We had a marvelous trip to the North Shore of Lake Superior, where we met two faithful blog-readers, Chicken Mama and Mama Pea. Not only are they DELIGHTFUL women, but their spouses are great, and we enjoyed meeting all four of them.
As a blogger I should have snapped many photos, but the camera went AWOL half-way through the trip, and I didn’t have the energy to track it down. And then some of the photos I did shoot didn’t actually get taken. I seem to be a Digital Dummy.
So here are a few. Basically my view of Melissa was the top of her head as she scrounged for agates and other interesting rocks. The first photo doesn’t show that she is basically soaked along the lake side of her body—too busy watching the rocks to watch the waves.
We didn’t find anything but small pebble-sized agates, but on the way home we stopped at a rock shop in Beaver Bay, where the guy was selling fist-sized agates (for $400!) that locals find. Melissa and I looked at each other, and the thought passed between us: Let’s sell the farm and move up here and become ‘locals’ that find fist-sized agates!
Okay, perhaps not.
Chicken Mama’s little cabin was lovely, and the wood stove was toy-sized, but it could sure kick out the heat. Mama Pea kept us in treats—homemade coffee cake, homemade ginger snaps, and bags of fresh popcorn for the ride home. Yes, it’s true: we were spoiled.
One evening we drove 90 minutes to reach Chicken Mama’s incredible home in the middle of the Superior National Forest. As I remarked to Melissa as we drove and drove and drove on a narrow, winding gravel road, “there’d better be a damned good view at the end of this trip.” I couldn’t imagine why anyone would want to live this far from civilization.
I figured it out when we arrived. Boy, was there ever a ‘good view.’ We could see Canada and river valleys and tree-lined bluffs, and the nearest neighbor was not 10 blocks away, but 10 miles. We had a wonderful dinner, lots of dog time, and some wine.
Then on the drive home in the dark, we kept hoping we’d see a moose along this narrow, winding gravel road.
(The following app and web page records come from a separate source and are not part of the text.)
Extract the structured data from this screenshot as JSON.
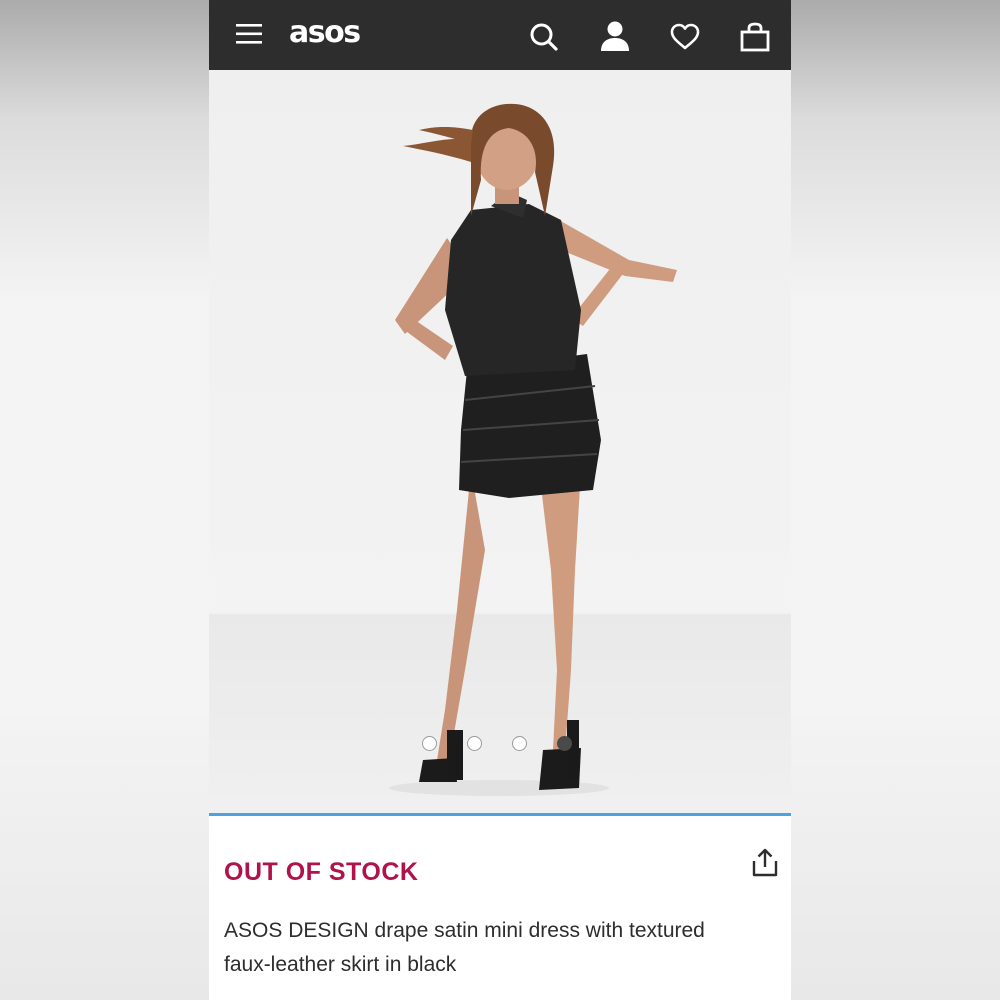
{
  "header": {
    "logo": "asos",
    "menu_icon": "hamburger-menu-icon",
    "search_icon": "search-icon",
    "account_icon": "account-icon",
    "wishlist_icon": "heart-icon",
    "bag_icon": "shopping-bag-icon"
  },
  "gallery": {
    "image_count": 4,
    "active_index": 3
  },
  "product": {
    "status": "OUT OF STOCK",
    "name": "ASOS DESIGN drape satin mini dress with textured faux-leather skirt in black",
    "share_icon": "share-icon"
  },
  "colors": {
    "header_bg": "#2d2d2d",
    "status": "#b0134a",
    "accent": "#4aa3df"
  }
}
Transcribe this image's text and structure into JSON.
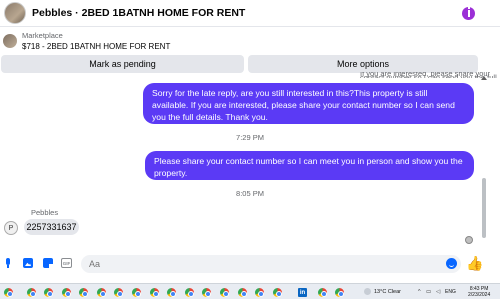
{
  "header": {
    "title": "Pebbles · 2BED 1BATNH HOME FOR RENT",
    "info_icon": "info-icon"
  },
  "marketplace": {
    "label": "Marketplace",
    "listing": "$718 - 2BED 1BATNH HOME FOR RENT"
  },
  "actions": {
    "mark_pending": "Mark as pending",
    "more_options": "More options"
  },
  "conversation": {
    "clipped_text": "If you are interested, please share your contact number so I can send you the full details. Thank you.",
    "messages": [
      {
        "direction": "outgoing",
        "text": "Sorry for the late reply, are you still interested in this?This property is still available. If you are interested, please share your contact number so I can send you the full details. Thank you."
      },
      {
        "timestamp": "7:29 PM"
      },
      {
        "direction": "outgoing",
        "text": "Please share your contact number so I can meet you in person and show you the property."
      },
      {
        "timestamp": "8:05 PM"
      },
      {
        "direction": "incoming",
        "sender": "Pebbles",
        "avatar_alt": "P",
        "text": "2257331637"
      }
    ]
  },
  "compose": {
    "placeholder": "Aa",
    "icons": [
      "microphone-icon",
      "photo-icon",
      "sticker-icon",
      "gif-icon",
      "emoji-icon",
      "thumbs-up-icon"
    ],
    "gif_label": "GIF"
  },
  "taskbar": {
    "weather": "13°C  Clear",
    "language": "ENG",
    "time": "8:43 PM",
    "date": "2/23/2024",
    "linkedin_label": "in",
    "colors": {
      "accent": "#5b3af5",
      "brand_blue": "#0866ff"
    }
  }
}
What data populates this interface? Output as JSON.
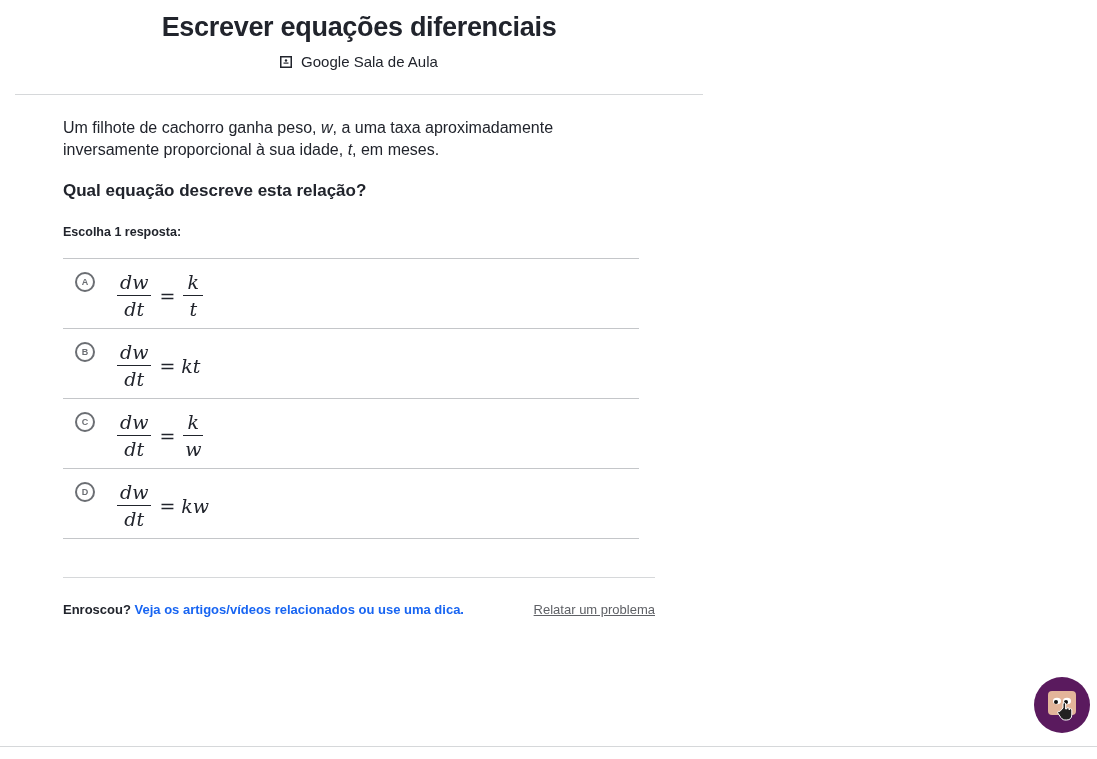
{
  "header": {
    "title": "Escrever equações diferenciais",
    "source": "Google Sala de Aula"
  },
  "question": {
    "intro": "Um filhote de cachorro ganha peso, *w*, a uma taxa aproximadamente inversamente proporcional à sua idade, *t*, em meses.",
    "prompt": "Qual equação descreve esta relação?",
    "instruction": "Escolha 1 resposta:"
  },
  "choices": [
    {
      "letter": "A",
      "selected": false,
      "lhs": {
        "numerator": "dw",
        "denominator": "dt"
      },
      "equals": "=",
      "rhs": {
        "kind": "fraction",
        "numerator": "k",
        "denominator": "t"
      }
    },
    {
      "letter": "B",
      "selected": false,
      "lhs": {
        "numerator": "dw",
        "denominator": "dt"
      },
      "equals": "=",
      "rhs": {
        "kind": "plain",
        "text": "kt"
      }
    },
    {
      "letter": "C",
      "selected": false,
      "lhs": {
        "numerator": "dw",
        "denominator": "dt"
      },
      "equals": "=",
      "rhs": {
        "kind": "fraction",
        "numerator": "k",
        "denominator": "w"
      }
    },
    {
      "letter": "D",
      "selected": false,
      "lhs": {
        "numerator": "dw",
        "denominator": "dt"
      },
      "equals": "=",
      "rhs": {
        "kind": "plain",
        "text": "kw"
      }
    }
  ],
  "footer": {
    "stuck_label": "Enroscou?",
    "help_link": "Veja os artigos/vídeos relacionados ou use uma dica.",
    "report_link": "Relatar um problema"
  }
}
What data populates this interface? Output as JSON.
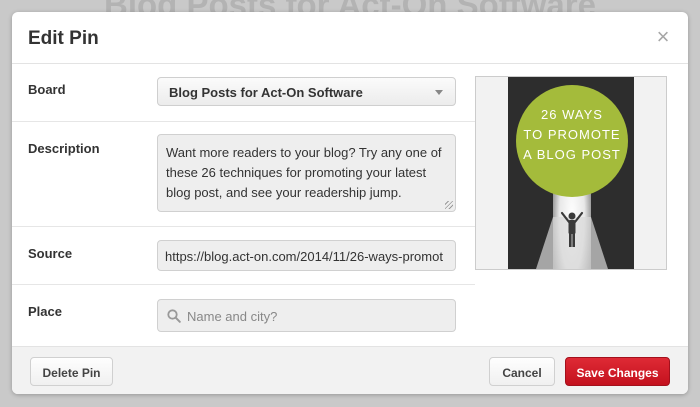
{
  "background": {
    "page_title": "Blog Posts for Act-On Software"
  },
  "dialog": {
    "title": "Edit Pin",
    "close_glyph": "×"
  },
  "form": {
    "board": {
      "label": "Board",
      "value": "Blog Posts for Act-On Software"
    },
    "description": {
      "label": "Description",
      "value": "Want more readers to your blog? Try any one of these 26 techniques for promoting your latest blog post, and see your readership jump."
    },
    "source": {
      "label": "Source",
      "value": "https://blog.act-on.com/2014/11/26-ways-promot"
    },
    "place": {
      "label": "Place",
      "placeholder": "Name and city?"
    }
  },
  "pin_image": {
    "line1": "26 WAYS",
    "line2": "TO PROMOTE",
    "line3": "A BLOG POST",
    "circle_color": "#a4bb3b"
  },
  "footer": {
    "delete_label": "Delete Pin",
    "cancel_label": "Cancel",
    "save_label": "Save Changes"
  },
  "colors": {
    "accent_red": "#cb1f27",
    "page_background": "#c9c9c9"
  }
}
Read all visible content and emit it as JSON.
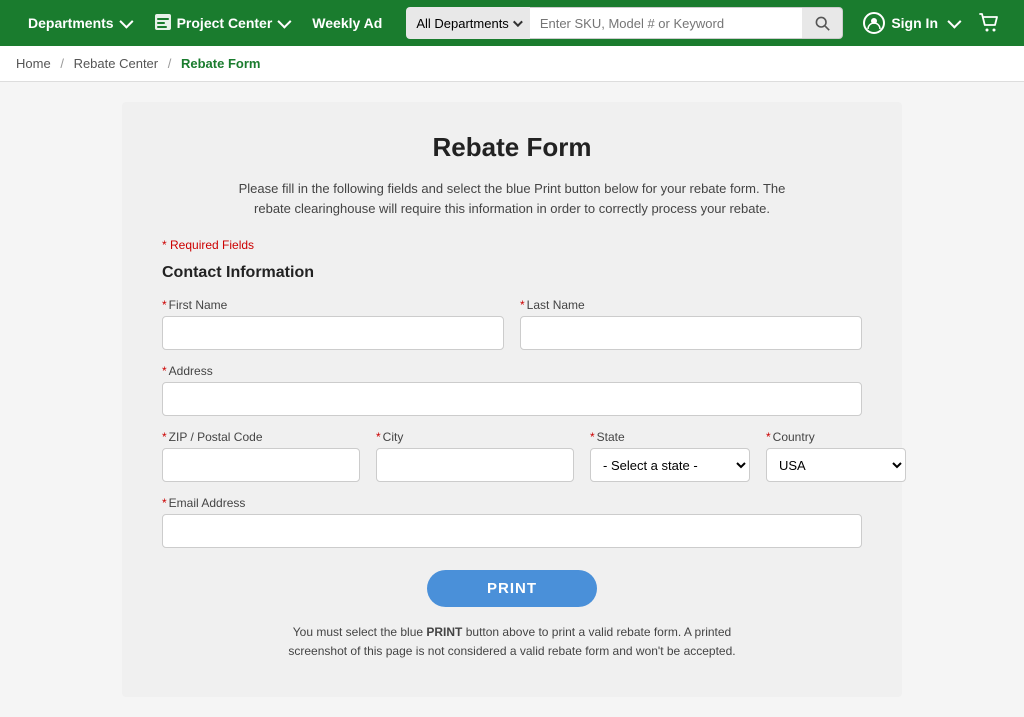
{
  "header": {
    "departments_label": "Departments",
    "project_center_label": "Project Center",
    "weekly_ad_label": "Weekly Ad",
    "search": {
      "dept_label": "All Departments",
      "placeholder": "Enter SKU, Model # or Keyword"
    },
    "signin_label": "Sign In",
    "cart_label": "Cart"
  },
  "breadcrumb": {
    "home": "Home",
    "rebate_center": "Rebate Center",
    "current": "Rebate Form"
  },
  "form": {
    "title": "Rebate Form",
    "description": "Please fill in the following fields and select the blue Print button below for your rebate form. The rebate clearinghouse will require this information in order to correctly process your rebate.",
    "required_note": "* Required Fields",
    "section_title": "Contact Information",
    "fields": {
      "first_name_label": "First Name",
      "last_name_label": "Last Name",
      "address_label": "Address",
      "zip_label": "ZIP / Postal Code",
      "city_label": "City",
      "state_label": "State",
      "country_label": "Country",
      "email_label": "Email Address"
    },
    "state_default": "- Select a state -",
    "country_default": "USA",
    "print_button": "PRINT",
    "print_note": "You must select the blue PRINT button above to print a valid rebate form. A printed screenshot of this page is not considered a valid rebate form and won't be accepted."
  }
}
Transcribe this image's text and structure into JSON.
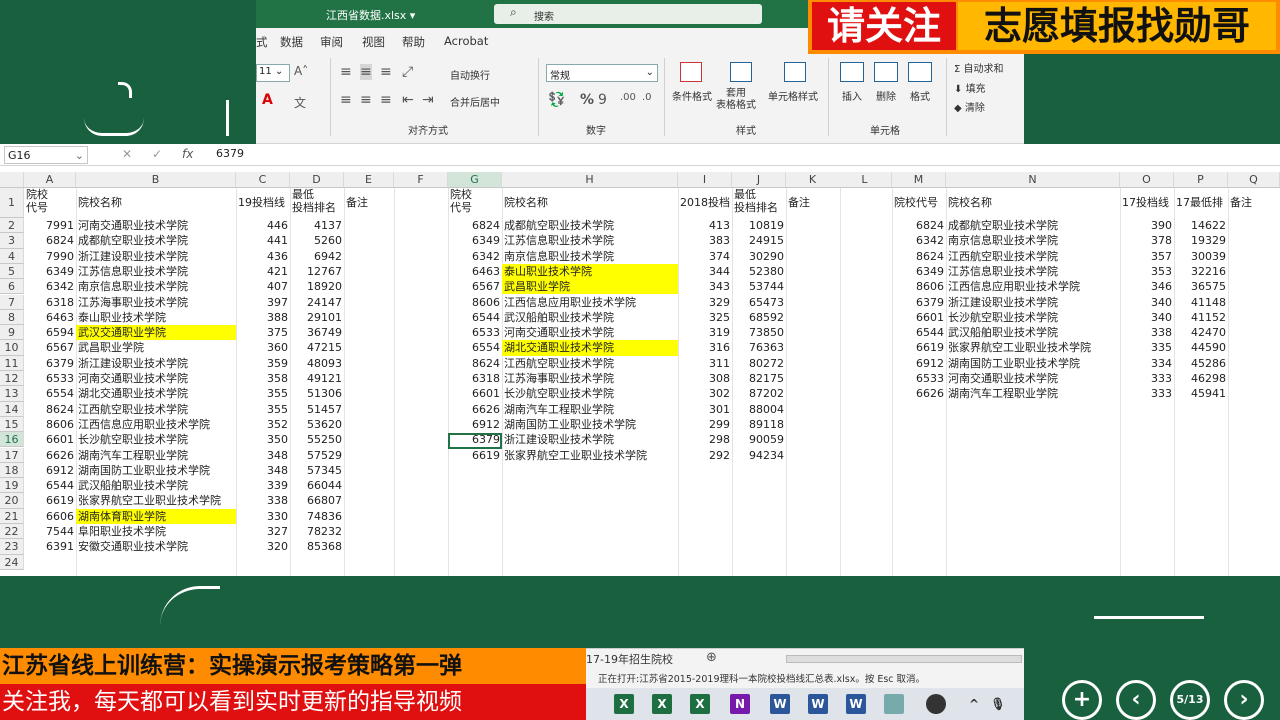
{
  "window": {
    "title": "江西省数据.xlsx  ▾",
    "search_placeholder": "搜索"
  },
  "banner_top": {
    "red": "请关注",
    "yellow": "志愿填报找勋哥"
  },
  "ribbon_tabs": [
    "式",
    "数据",
    "审阅",
    "视图",
    "帮助",
    "Acrobat"
  ],
  "ribbon": {
    "font_size": "11",
    "wrap": "自动换行",
    "merge": "合并后居中",
    "align_group": "对齐方式",
    "number_format": "常规",
    "number_group": "数字",
    "cond_format": "条件格式",
    "table_format": "套用\n表格格式",
    "cell_style": "单元格样式",
    "style_group": "样式",
    "insert": "插入",
    "delete": "删除",
    "format": "格式",
    "cells_group": "单元格",
    "autosum": "自动求和",
    "fill": "填充",
    "clear": "清除"
  },
  "formula_bar": {
    "cell_ref": "G16",
    "value": "6379"
  },
  "columns": [
    "A",
    "B",
    "C",
    "D",
    "E",
    "F",
    "G",
    "H",
    "I",
    "J",
    "K",
    "L",
    "M",
    "N",
    "O",
    "P",
    "Q"
  ],
  "row_numbers": [
    "1",
    "2",
    "3",
    "4",
    "5",
    "6",
    "7",
    "8",
    "9",
    "10",
    "11",
    "12",
    "13",
    "14",
    "15",
    "16",
    "17",
    "18",
    "19",
    "20",
    "21",
    "22",
    "23",
    "24"
  ],
  "table1": {
    "headers": [
      "院校\n代号",
      "院校名称",
      "19投档线",
      "最低\n投档排名",
      "备注"
    ],
    "rows": [
      [
        "7991",
        "河南交通职业技术学院",
        "446",
        "4137"
      ],
      [
        "6824",
        "成都航空职业技术学院",
        "441",
        "5260"
      ],
      [
        "7990",
        "浙江建设职业技术学院",
        "436",
        "6942"
      ],
      [
        "6349",
        "江苏信息职业技术学院",
        "421",
        "12767"
      ],
      [
        "6342",
        "南京信息职业技术学院",
        "407",
        "18920"
      ],
      [
        "6318",
        "江苏海事职业技术学院",
        "397",
        "24147"
      ],
      [
        "6463",
        "泰山职业技术学院",
        "388",
        "29101"
      ],
      [
        "6594",
        "武汉交通职业学院",
        "375",
        "36749"
      ],
      [
        "6567",
        "武昌职业学院",
        "360",
        "47215"
      ],
      [
        "6379",
        "浙江建设职业技术学院",
        "359",
        "48093"
      ],
      [
        "6533",
        "河南交通职业技术学院",
        "358",
        "49121"
      ],
      [
        "6554",
        "湖北交通职业技术学院",
        "355",
        "51306"
      ],
      [
        "8624",
        "江西航空职业技术学院",
        "355",
        "51457"
      ],
      [
        "8606",
        "江西信息应用职业技术学院",
        "352",
        "53620"
      ],
      [
        "6601",
        "长沙航空职业技术学院",
        "350",
        "55250"
      ],
      [
        "6626",
        "湖南汽车工程职业学院",
        "348",
        "57529"
      ],
      [
        "6912",
        "湖南国防工业职业技术学院",
        "348",
        "57345"
      ],
      [
        "6544",
        "武汉船舶职业技术学院",
        "339",
        "66044"
      ],
      [
        "6619",
        "张家界航空工业职业技术学院",
        "338",
        "66807"
      ],
      [
        "6606",
        "湖南体育职业学院",
        "330",
        "74836"
      ],
      [
        "7544",
        "阜阳职业技术学院",
        "327",
        "78232"
      ],
      [
        "6391",
        "安徽交通职业技术学院",
        "320",
        "85368"
      ]
    ],
    "highlight_rows": [
      7,
      19
    ]
  },
  "table2": {
    "headers": [
      "院校\n代号",
      "院校名称",
      "2018投档",
      "最低\n投档排名",
      "备注"
    ],
    "rows": [
      [
        "6824",
        "成都航空职业技术学院",
        "413",
        "10819"
      ],
      [
        "6349",
        "江苏信息职业技术学院",
        "383",
        "24915"
      ],
      [
        "6342",
        "南京信息职业技术学院",
        "374",
        "30290"
      ],
      [
        "6463",
        "泰山职业技术学院",
        "344",
        "52380"
      ],
      [
        "6567",
        "武昌职业学院",
        "343",
        "53744"
      ],
      [
        "8606",
        "江西信息应用职业技术学院",
        "329",
        "65473"
      ],
      [
        "6544",
        "武汉船舶职业技术学院",
        "325",
        "68592"
      ],
      [
        "6533",
        "河南交通职业技术学院",
        "319",
        "73850"
      ],
      [
        "6554",
        "湖北交通职业技术学院",
        "316",
        "76363"
      ],
      [
        "8624",
        "江西航空职业技术学院",
        "311",
        "80272"
      ],
      [
        "6318",
        "江苏海事职业技术学院",
        "308",
        "82175"
      ],
      [
        "6601",
        "长沙航空职业技术学院",
        "302",
        "87202"
      ],
      [
        "6626",
        "湖南汽车工程职业学院",
        "301",
        "88004"
      ],
      [
        "6912",
        "湖南国防工业职业技术学院",
        "299",
        "89118"
      ],
      [
        "6379",
        "浙江建设职业技术学院",
        "298",
        "90059"
      ],
      [
        "6619",
        "张家界航空工业职业技术学院",
        "292",
        "94234"
      ]
    ],
    "highlight_rows": [
      3,
      4,
      8
    ]
  },
  "table3": {
    "headers": [
      "院校代号",
      "院校名称",
      "17投档线",
      "17最低排",
      "备注"
    ],
    "rows": [
      [
        "6824",
        "成都航空职业技术学院",
        "390",
        "14622"
      ],
      [
        "6342",
        "南京信息职业技术学院",
        "378",
        "19329"
      ],
      [
        "8624",
        "江西航空职业技术学院",
        "357",
        "30039"
      ],
      [
        "6349",
        "江苏信息职业技术学院",
        "353",
        "32216"
      ],
      [
        "8606",
        "江西信息应用职业技术学院",
        "346",
        "36575"
      ],
      [
        "6379",
        "浙江建设职业技术学院",
        "340",
        "41148"
      ],
      [
        "6601",
        "长沙航空职业技术学院",
        "340",
        "41152"
      ],
      [
        "6544",
        "武汉船舶职业技术学院",
        "338",
        "42470"
      ],
      [
        "6619",
        "张家界航空工业职业技术学院",
        "335",
        "44590"
      ],
      [
        "6912",
        "湖南国防工业职业技术学院",
        "334",
        "45286"
      ],
      [
        "6533",
        "河南交通职业技术学院",
        "333",
        "46298"
      ],
      [
        "6626",
        "湖南汽车工程职业学院",
        "333",
        "45941"
      ]
    ]
  },
  "sheet_tab": "17-19年招生院校",
  "status_text": "正在打开:江苏省2015-2019理科一本院校投档线汇总表.xlsx。按 Esc 取消。",
  "lower_banner": {
    "line1": "江苏省线上训练营：实操演示报考策略第一弹",
    "line2": "关注我，每天都可以看到实时更新的指导视频"
  },
  "nav": {
    "page": "5/13"
  },
  "colors": {
    "excel_green": "#217346",
    "highlight": "#ffff00",
    "board": "#19603f",
    "orange": "#ff8c00",
    "red": "#e01010"
  }
}
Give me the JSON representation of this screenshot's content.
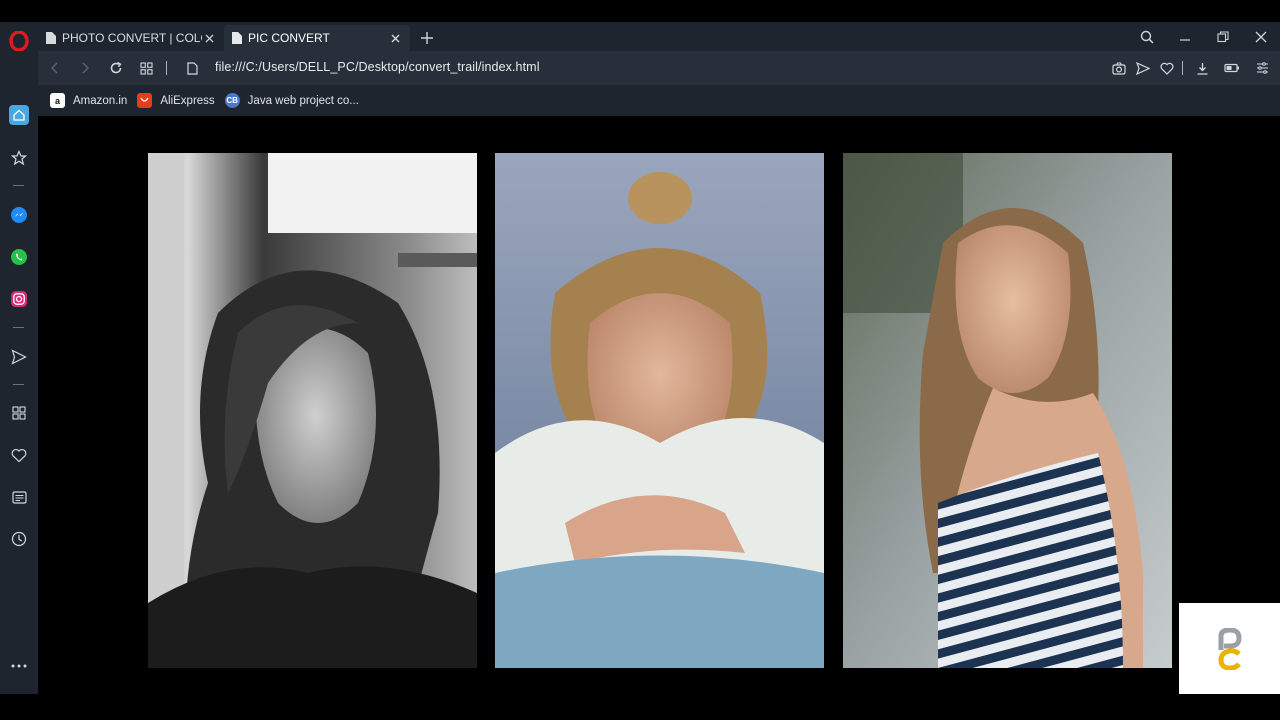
{
  "browser": {
    "tabs": [
      {
        "title": "PHOTO CONVERT | COLOUR",
        "active": false
      },
      {
        "title": "PIC CONVERT",
        "active": true
      }
    ],
    "address": "file:///C:/Users/DELL_PC/Desktop/convert_trail/index.html",
    "bookmarks": [
      {
        "label": "Amazon.in",
        "icon": "amazon-icon"
      },
      {
        "label": "AliExpress",
        "icon": "aliexpress-icon"
      },
      {
        "label": "Java web project co...",
        "icon": "cb-icon",
        "icon_text": "CB"
      }
    ]
  },
  "sidebar": {
    "items": [
      "home-icon",
      "star-icon",
      "messenger-icon",
      "whatsapp-icon",
      "instagram-icon",
      "send-icon",
      "grid-icon",
      "heart-icon",
      "news-icon",
      "history-icon",
      "more-icon"
    ]
  },
  "gallery": {
    "photos": [
      {
        "description": "Black and white portrait"
      },
      {
        "description": "Woman leaning on arms, white sweater"
      },
      {
        "description": "Woman in striped top"
      }
    ]
  },
  "colors": {
    "chrome": "#1e252e",
    "addressbar": "#27303a",
    "opera_red": "#e11a22",
    "sidebar_active": "#4aa8e0"
  }
}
Nada.
But when we eventually hit blacktop, a young bull moose showed up in front of us, loping along, his hooves clicking on the blacktop. We didn’t pass him because he’d weave now and then, and we didn’t want to hit him. So we’d stop, turn off our lights (we were obviously alone in the wilderness), and wait for him to go into the ditch. Then we’d turn on the lights, start up, and he’d come lumbering out of the ditch to mosey along in front of us. He’d look back at us every once and awhile, not all that concerned. After nearly three miles he decided to stop using our car as a flashlight and moved off into the woods.
The one odd thing? Molly the hunting dog loves the woods, has no fear of guns, and will play in ponds and streams. But Lake Superior? It was Talking Water. It was Shouting-Booming-Spraying Water and she wanted nothing to do with it. She was so scared there was no reasoning with her, so at this beach I finally gave up and found her a nice spot in the trees, where she was content to sit in the shade and avoid the scary lake.
Shouting-Booming-Spraying Water does that for me, and I highly recommend it.